(Collection entries)
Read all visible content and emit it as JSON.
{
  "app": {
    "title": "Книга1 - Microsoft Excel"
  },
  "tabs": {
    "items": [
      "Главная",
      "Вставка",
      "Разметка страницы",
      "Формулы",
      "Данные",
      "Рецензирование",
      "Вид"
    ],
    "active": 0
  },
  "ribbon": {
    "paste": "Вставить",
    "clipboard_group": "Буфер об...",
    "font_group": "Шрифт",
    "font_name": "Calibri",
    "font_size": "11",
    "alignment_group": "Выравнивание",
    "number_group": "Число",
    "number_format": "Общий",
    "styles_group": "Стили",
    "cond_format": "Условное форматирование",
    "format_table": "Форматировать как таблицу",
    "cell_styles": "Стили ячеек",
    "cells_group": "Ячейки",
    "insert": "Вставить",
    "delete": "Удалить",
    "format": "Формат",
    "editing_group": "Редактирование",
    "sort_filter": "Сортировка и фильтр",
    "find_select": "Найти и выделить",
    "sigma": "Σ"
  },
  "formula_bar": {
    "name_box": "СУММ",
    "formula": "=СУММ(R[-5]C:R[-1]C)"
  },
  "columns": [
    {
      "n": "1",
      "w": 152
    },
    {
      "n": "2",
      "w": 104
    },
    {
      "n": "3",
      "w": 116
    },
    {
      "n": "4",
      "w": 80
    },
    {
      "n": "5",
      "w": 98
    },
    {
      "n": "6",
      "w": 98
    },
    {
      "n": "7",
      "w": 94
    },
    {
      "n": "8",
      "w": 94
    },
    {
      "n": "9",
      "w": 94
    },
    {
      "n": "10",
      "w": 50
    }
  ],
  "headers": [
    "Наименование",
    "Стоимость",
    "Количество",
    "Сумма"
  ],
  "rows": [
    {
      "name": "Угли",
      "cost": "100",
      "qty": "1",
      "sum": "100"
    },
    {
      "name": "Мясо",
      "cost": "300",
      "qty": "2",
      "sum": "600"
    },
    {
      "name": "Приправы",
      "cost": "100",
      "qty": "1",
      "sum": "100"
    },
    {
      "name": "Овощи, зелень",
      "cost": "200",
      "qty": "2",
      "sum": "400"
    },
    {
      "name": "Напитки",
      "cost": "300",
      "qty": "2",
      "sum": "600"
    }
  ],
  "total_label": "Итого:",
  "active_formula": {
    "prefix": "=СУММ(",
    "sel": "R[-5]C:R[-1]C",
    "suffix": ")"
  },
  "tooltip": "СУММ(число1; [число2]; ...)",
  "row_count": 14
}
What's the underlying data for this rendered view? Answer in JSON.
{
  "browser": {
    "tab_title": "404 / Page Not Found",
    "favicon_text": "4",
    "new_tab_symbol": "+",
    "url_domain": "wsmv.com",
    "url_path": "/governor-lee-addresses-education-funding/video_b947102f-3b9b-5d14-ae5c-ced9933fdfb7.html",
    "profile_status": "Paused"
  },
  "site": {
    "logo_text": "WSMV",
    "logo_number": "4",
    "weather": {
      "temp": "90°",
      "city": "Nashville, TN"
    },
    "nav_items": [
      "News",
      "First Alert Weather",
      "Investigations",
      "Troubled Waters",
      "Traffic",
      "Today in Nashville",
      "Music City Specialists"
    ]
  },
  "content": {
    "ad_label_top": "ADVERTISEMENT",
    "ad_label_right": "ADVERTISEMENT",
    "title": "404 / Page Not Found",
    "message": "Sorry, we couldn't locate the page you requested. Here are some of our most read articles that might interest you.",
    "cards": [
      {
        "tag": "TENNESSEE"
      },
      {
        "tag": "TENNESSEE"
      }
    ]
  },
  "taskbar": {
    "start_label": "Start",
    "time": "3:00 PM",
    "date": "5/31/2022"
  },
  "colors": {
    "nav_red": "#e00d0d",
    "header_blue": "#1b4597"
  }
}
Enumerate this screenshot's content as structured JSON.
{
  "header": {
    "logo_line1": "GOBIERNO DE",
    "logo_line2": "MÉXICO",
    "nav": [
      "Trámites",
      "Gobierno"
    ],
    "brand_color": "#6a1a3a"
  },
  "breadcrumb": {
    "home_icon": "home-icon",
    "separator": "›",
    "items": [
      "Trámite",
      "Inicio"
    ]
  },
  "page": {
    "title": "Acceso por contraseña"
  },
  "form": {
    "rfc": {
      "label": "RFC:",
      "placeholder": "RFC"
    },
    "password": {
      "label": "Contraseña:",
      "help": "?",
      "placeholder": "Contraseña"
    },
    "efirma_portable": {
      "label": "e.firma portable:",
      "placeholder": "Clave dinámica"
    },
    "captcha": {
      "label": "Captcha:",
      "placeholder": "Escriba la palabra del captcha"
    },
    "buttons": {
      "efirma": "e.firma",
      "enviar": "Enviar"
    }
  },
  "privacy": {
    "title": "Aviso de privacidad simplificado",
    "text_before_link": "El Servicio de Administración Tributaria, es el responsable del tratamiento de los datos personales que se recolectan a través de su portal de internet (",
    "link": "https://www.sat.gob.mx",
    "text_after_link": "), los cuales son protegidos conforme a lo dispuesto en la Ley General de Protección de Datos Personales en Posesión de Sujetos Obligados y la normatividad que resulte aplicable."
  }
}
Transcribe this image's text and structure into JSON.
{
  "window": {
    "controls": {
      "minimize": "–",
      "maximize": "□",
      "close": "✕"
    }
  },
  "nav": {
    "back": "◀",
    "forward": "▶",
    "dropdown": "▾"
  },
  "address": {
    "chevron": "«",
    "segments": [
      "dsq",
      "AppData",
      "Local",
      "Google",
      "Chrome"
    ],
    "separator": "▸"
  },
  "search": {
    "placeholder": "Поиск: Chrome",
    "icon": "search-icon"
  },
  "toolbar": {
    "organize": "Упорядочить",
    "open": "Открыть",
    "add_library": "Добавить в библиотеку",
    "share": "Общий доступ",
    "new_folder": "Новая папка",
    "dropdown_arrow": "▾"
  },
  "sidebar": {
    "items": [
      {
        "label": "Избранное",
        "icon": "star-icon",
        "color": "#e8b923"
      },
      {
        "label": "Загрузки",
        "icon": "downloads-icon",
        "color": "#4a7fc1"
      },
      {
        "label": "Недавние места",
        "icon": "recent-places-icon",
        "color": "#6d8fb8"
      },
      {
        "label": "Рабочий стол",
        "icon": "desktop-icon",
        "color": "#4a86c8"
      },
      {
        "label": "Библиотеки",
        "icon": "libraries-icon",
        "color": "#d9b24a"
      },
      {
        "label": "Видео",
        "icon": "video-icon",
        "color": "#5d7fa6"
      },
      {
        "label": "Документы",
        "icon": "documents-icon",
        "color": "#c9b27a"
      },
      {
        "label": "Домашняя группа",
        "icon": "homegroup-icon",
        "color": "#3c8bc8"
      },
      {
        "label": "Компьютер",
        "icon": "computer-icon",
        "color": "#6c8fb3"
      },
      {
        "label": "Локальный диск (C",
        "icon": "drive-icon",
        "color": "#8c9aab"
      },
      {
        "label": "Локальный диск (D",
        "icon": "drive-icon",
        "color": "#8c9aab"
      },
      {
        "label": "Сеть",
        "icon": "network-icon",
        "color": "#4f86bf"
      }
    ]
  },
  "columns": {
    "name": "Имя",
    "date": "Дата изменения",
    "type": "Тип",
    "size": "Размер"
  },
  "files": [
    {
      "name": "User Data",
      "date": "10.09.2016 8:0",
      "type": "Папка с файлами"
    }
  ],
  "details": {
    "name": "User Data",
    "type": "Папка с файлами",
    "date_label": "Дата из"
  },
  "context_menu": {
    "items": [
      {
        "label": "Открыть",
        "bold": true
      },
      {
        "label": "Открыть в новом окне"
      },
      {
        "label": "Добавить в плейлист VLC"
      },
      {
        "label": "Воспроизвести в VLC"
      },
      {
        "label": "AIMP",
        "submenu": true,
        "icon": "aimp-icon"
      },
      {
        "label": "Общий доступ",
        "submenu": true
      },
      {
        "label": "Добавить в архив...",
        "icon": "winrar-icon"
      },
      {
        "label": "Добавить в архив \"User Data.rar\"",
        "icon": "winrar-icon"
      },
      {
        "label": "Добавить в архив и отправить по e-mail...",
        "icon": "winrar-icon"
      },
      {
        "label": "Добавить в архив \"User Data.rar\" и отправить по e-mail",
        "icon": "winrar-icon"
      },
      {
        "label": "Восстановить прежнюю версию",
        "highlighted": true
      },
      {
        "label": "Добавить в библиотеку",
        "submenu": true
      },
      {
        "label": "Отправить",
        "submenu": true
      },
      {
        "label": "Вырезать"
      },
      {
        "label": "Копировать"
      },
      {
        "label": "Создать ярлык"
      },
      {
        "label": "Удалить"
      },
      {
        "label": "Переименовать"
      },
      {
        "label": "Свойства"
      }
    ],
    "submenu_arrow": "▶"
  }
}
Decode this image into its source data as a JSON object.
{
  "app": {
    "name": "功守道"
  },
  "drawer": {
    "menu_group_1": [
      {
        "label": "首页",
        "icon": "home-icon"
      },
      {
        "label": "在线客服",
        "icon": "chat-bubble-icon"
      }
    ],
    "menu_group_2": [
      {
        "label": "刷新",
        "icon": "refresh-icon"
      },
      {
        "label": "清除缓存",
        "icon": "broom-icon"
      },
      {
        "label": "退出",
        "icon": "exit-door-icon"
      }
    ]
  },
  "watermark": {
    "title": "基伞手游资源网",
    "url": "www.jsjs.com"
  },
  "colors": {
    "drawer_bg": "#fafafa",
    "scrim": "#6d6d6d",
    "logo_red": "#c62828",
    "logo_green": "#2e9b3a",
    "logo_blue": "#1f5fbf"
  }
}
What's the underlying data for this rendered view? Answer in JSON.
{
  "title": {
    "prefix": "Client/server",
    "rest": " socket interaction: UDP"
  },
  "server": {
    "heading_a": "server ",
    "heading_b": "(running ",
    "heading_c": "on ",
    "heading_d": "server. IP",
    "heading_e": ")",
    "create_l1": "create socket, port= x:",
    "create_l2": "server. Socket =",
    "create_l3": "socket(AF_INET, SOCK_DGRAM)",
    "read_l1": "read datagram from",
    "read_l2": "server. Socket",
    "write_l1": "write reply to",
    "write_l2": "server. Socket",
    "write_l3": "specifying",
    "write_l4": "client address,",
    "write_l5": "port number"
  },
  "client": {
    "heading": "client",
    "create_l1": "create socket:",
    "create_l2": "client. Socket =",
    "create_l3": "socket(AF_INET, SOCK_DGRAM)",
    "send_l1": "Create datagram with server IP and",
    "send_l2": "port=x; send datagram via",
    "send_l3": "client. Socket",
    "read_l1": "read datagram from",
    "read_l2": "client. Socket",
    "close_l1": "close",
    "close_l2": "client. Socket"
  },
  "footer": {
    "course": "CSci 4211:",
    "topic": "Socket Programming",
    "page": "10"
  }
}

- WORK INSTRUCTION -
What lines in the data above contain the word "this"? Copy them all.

- TASK OUTPUT -
What's the underlying data for this rendered view? Answer in JSON.
Enumerate this screenshot's content as structured JSON.
Transcribe this image's text and structure into JSON.
Decode this image into its source data as a JSON object.
What's the underlying data for this rendered view? Answer in JSON.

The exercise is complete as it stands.